- [Data records for software interfaces]:

________________

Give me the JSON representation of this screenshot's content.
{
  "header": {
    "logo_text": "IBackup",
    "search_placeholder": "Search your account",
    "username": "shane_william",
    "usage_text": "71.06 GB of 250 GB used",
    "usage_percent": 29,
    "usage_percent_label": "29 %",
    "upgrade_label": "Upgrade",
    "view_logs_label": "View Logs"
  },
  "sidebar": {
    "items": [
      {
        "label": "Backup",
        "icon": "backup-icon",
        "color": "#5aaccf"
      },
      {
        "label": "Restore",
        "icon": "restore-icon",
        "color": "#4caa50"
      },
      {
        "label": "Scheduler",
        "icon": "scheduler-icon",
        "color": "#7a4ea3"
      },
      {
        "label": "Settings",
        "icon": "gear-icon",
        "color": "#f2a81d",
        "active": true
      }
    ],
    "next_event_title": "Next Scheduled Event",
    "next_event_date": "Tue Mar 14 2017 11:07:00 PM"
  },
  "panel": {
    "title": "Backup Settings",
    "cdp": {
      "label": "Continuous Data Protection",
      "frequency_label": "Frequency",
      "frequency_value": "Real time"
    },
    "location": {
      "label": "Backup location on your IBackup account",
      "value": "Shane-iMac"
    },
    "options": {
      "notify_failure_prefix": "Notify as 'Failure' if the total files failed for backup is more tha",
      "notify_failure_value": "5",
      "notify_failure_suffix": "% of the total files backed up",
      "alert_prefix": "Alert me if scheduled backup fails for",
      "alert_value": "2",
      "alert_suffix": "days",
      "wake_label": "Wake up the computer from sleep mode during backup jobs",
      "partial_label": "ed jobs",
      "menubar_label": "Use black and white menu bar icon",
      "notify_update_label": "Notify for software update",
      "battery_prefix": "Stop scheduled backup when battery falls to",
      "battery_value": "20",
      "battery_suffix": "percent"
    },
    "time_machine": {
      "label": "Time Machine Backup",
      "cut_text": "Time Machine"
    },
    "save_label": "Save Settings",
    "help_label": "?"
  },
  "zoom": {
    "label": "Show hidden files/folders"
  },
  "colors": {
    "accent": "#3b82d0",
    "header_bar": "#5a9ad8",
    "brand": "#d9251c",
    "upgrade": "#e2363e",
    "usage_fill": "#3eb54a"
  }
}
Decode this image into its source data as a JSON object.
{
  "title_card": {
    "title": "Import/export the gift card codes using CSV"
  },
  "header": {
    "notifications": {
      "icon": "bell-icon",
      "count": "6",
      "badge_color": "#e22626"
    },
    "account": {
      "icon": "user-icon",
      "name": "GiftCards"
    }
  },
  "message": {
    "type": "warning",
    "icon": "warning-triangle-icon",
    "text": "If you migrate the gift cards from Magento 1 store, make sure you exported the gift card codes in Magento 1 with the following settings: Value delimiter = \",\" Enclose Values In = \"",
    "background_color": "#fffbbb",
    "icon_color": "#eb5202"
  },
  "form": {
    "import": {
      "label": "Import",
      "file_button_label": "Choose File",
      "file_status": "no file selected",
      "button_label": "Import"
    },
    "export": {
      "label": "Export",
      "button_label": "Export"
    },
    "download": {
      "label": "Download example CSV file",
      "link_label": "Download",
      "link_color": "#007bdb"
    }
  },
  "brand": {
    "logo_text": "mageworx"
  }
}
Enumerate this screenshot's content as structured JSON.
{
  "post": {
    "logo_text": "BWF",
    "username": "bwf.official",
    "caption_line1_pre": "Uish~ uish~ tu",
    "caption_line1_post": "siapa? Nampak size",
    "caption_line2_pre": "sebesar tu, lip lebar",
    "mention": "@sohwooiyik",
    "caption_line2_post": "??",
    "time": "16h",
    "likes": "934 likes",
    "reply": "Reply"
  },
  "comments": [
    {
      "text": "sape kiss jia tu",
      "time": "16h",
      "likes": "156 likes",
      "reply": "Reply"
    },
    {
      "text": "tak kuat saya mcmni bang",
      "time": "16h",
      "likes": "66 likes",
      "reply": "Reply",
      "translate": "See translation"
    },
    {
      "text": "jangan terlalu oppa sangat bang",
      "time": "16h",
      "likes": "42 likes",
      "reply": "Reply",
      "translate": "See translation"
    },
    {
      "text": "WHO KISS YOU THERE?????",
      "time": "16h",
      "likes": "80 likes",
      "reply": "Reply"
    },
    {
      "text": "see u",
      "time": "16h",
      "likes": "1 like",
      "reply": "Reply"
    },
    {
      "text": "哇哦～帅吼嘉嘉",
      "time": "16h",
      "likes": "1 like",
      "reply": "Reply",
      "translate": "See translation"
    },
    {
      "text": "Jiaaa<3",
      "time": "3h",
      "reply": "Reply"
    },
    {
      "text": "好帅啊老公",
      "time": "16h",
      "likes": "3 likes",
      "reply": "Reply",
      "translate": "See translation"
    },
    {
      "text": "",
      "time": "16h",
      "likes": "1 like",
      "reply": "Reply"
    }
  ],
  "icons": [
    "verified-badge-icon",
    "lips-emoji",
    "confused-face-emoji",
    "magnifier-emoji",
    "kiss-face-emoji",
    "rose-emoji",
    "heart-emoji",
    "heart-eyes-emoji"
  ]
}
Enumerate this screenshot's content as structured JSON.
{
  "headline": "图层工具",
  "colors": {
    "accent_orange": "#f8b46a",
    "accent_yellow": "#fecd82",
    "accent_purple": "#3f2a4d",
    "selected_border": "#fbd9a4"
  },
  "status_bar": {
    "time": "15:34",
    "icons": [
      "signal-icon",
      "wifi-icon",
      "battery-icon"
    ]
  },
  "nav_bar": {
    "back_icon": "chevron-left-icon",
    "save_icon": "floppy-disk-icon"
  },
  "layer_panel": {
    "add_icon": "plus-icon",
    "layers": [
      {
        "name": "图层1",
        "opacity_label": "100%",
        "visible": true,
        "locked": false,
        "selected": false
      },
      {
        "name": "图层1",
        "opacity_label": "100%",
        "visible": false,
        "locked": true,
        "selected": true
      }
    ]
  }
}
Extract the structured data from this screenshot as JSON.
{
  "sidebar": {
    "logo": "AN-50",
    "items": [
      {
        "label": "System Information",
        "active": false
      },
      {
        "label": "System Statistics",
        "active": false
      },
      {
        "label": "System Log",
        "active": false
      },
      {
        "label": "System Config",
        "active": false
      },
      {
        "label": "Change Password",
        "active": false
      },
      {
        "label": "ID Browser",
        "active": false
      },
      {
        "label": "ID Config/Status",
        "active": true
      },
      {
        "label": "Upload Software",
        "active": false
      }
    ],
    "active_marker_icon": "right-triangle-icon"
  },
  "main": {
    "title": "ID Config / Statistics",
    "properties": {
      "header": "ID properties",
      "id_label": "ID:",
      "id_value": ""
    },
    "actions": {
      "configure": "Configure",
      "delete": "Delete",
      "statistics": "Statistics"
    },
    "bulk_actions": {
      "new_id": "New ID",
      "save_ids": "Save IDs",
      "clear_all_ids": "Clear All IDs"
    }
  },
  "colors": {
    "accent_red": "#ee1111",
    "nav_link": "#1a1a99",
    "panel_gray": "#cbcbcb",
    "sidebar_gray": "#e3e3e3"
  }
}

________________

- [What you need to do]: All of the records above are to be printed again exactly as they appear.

- [Expected output]:
Give me the JSON representation of this screenshot's content.
{
  "header": {
    "logo_text": "IBackup",
    "search_placeholder": "Search your account",
    "username": "shane_william",
    "usage_text": "71.06 GB of 250 GB used",
    "usage_percent": 29,
    "usage_percent_label": "29 %",
    "upgrade_label": "Upgrade",
    "view_logs_label": "View Logs"
  },
  "sidebar": {
    "items": [
      {
        "label": "Backup",
        "icon": "backup-icon",
        "color": "#5aaccf"
      },
      {
        "label": "Restore",
        "icon": "restore-icon",
        "color": "#4caa50"
      },
      {
        "label": "Scheduler",
        "icon": "scheduler-icon",
        "color": "#7a4ea3"
      },
      {
        "label": "Settings",
        "icon": "gear-icon",
        "color": "#f2a81d",
        "active": true
      }
    ],
    "next_event_title": "Next Scheduled Event",
    "next_event_date": "Tue Mar 14 2017 11:07:00 PM"
  },
  "panel": {
    "title": "Backup Settings",
    "cdp": {
      "label": "Continuous Data Protection",
      "frequency_label": "Frequency",
      "frequency_value": "Real time"
    },
    "location": {
      "label": "Backup location on your IBackup account",
      "value": "Shane-iMac"
    },
    "options": {
      "notify_failure_prefix": "Notify as 'Failure' if the total files failed for backup is more tha",
      "notify_failure_value": "5",
      "notify_failure_suffix": "% of the total files backed up",
      "alert_prefix": "Alert me if scheduled backup fails for",
      "alert_value": "2",
      "alert_suffix": "days",
      "wake_label": "Wake up the computer from sleep mode during backup jobs",
      "partial_label": "ed jobs",
      "menubar_label": "Use black and white menu bar icon",
      "notify_update_label": "Notify for software update",
      "battery_prefix": "Stop scheduled backup when battery falls to",
      "battery_value": "20",
      "battery_suffix": "percent"
    },
    "time_machine": {
      "label": "Time Machine Backup",
      "cut_text": "Time Machine"
    },
    "save_label": "Save Settings",
    "help_label": "?"
  },
  "zoom": {
    "label": "Show hidden files/folders"
  },
  "colors": {
    "accent": "#3b82d0",
    "header_bar": "#5a9ad8",
    "brand": "#d9251c",
    "upgrade": "#e2363e",
    "usage_fill": "#3eb54a"
  }
}
Decode this image into its source data as a JSON object.
{
  "title_card": {
    "title": "Import/export the gift card codes using CSV"
  },
  "header": {
    "notifications": {
      "icon": "bell-icon",
      "count": "6",
      "badge_color": "#e22626"
    },
    "account": {
      "icon": "user-icon",
      "name": "GiftCards"
    }
  },
  "message": {
    "type": "warning",
    "icon": "warning-triangle-icon",
    "text": "If you migrate the gift cards from Magento 1 store, make sure you exported the gift card codes in Magento 1 with the following settings: Value delimiter = \",\" Enclose Values In = \"",
    "background_color": "#fffbbb",
    "icon_color": "#eb5202"
  },
  "form": {
    "import": {
      "label": "Import",
      "file_button_label": "Choose File",
      "file_status": "no file selected",
      "button_label": "Import"
    },
    "export": {
      "label": "Export",
      "button_label": "Export"
    },
    "download": {
      "label": "Download example CSV file",
      "link_label": "Download",
      "link_color": "#007bdb"
    }
  },
  "brand": {
    "logo_text": "mageworx"
  }
}
Enumerate this screenshot's content as structured JSON.
{
  "post": {
    "logo_text": "BWF",
    "username": "bwf.official",
    "caption_line1_pre": "Uish~ uish~ tu",
    "caption_line1_post": "siapa? Nampak size",
    "caption_line2_pre": "sebesar tu, lip lebar",
    "mention": "@sohwooiyik",
    "caption_line2_post": "??",
    "time": "16h",
    "likes": "934 likes",
    "reply": "Reply"
  },
  "comments": [
    {
      "text": "sape kiss jia tu",
      "time": "16h",
      "likes": "156 likes",
      "reply": "Reply"
    },
    {
      "text": "tak kuat saya mcmni bang",
      "time": "16h",
      "likes": "66 likes",
      "reply": "Reply",
      "translate": "See translation"
    },
    {
      "text": "jangan terlalu oppa sangat bang",
      "time": "16h",
      "likes": "42 likes",
      "reply": "Reply",
      "translate": "See translation"
    },
    {
      "text": "WHO KISS YOU THERE?????",
      "time": "16h",
      "likes": "80 likes",
      "reply": "Reply"
    },
    {
      "text": "see u",
      "time": "16h",
      "likes": "1 like",
      "reply": "Reply"
    },
    {
      "text": "哇哦～帅吼嘉嘉",
      "time": "16h",
      "likes": "1 like",
      "reply": "Reply",
      "translate": "See translation"
    },
    {
      "text": "Jiaaa<3",
      "time": "3h",
      "reply": "Reply"
    },
    {
      "text": "好帅啊老公",
      "time": "16h",
      "likes": "3 likes",
      "reply": "Reply",
      "translate": "See translation"
    },
    {
      "text": "",
      "time": "16h",
      "likes": "1 like",
      "reply": "Reply"
    }
  ],
  "icons": [
    "verified-badge-icon",
    "lips-emoji",
    "confused-face-emoji",
    "magnifier-emoji",
    "kiss-face-emoji",
    "rose-emoji",
    "heart-emoji",
    "heart-eyes-emoji"
  ]
}
Enumerate this screenshot's content as structured JSON.
{
  "headline": "图层工具",
  "colors": {
    "accent_orange": "#f8b46a",
    "accent_yellow": "#fecd82",
    "accent_purple": "#3f2a4d",
    "selected_border": "#fbd9a4"
  },
  "status_bar": {
    "time": "15:34",
    "icons": [
      "signal-icon",
      "wifi-icon",
      "battery-icon"
    ]
  },
  "nav_bar": {
    "back_icon": "chevron-left-icon",
    "save_icon": "floppy-disk-icon"
  },
  "layer_panel": {
    "add_icon": "plus-icon",
    "layers": [
      {
        "name": "图层1",
        "opacity_label": "100%",
        "visible": true,
        "locked": false,
        "selected": false
      },
      {
        "name": "图层1",
        "opacity_label": "100%",
        "visible": false,
        "locked": true,
        "selected": true
      }
    ]
  }
}
Extract the structured data from this screenshot as JSON.
{
  "sidebar": {
    "logo": "AN-50",
    "items": [
      {
        "label": "System Information",
        "active": false
      },
      {
        "label": "System Statistics",
        "active": false
      },
      {
        "label": "System Log",
        "active": false
      },
      {
        "label": "System Config",
        "active": false
      },
      {
        "label": "Change Password",
        "active": false
      },
      {
        "label": "ID Browser",
        "active": false
      },
      {
        "label": "ID Config/Status",
        "active": true
      },
      {
        "label": "Upload Software",
        "active": false
      }
    ],
    "active_marker_icon": "right-triangle-icon"
  },
  "main": {
    "title": "ID Config / Statistics",
    "properties": {
      "header": "ID properties",
      "id_label": "ID:",
      "id_value": ""
    },
    "actions": {
      "configure": "Configure",
      "delete": "Delete",
      "statistics": "Statistics"
    },
    "bulk_actions": {
      "new_id": "New ID",
      "save_ids": "Save IDs",
      "clear_all_ids": "Clear All IDs"
    }
  },
  "colors": {
    "accent_red": "#ee1111",
    "nav_link": "#1a1a99",
    "panel_gray": "#cbcbcb",
    "sidebar_gray": "#e3e3e3"
  }
}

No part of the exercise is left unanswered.